**Activity**
How many lines in the records below contain the string "what"? Answer with the number alone.
########
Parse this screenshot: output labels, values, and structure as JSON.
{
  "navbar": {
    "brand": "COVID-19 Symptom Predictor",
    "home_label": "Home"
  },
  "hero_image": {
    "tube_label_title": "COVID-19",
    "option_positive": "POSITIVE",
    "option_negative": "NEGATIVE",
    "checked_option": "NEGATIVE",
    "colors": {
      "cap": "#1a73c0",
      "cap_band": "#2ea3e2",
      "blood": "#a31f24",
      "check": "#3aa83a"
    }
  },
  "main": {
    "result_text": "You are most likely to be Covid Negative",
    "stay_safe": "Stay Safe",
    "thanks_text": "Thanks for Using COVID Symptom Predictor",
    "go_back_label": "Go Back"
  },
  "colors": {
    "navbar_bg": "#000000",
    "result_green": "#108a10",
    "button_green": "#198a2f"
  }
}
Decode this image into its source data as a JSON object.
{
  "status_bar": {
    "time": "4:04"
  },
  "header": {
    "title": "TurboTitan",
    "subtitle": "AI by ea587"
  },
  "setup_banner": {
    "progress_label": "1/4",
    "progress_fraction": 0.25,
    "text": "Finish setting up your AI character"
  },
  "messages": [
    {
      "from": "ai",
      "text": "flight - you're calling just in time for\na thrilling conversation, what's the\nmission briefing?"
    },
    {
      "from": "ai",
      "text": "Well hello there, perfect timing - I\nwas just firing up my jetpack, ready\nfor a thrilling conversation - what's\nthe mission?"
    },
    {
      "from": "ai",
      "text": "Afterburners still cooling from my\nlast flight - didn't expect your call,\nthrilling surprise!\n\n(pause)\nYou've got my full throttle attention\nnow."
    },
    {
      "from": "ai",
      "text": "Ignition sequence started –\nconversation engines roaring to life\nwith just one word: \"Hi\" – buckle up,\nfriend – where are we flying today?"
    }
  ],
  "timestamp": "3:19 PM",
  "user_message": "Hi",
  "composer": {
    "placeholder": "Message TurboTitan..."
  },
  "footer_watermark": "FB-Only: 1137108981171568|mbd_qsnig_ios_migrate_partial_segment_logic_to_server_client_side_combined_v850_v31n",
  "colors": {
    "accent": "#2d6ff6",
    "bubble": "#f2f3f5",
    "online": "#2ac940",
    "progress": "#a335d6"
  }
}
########
**Result for this exercise**
2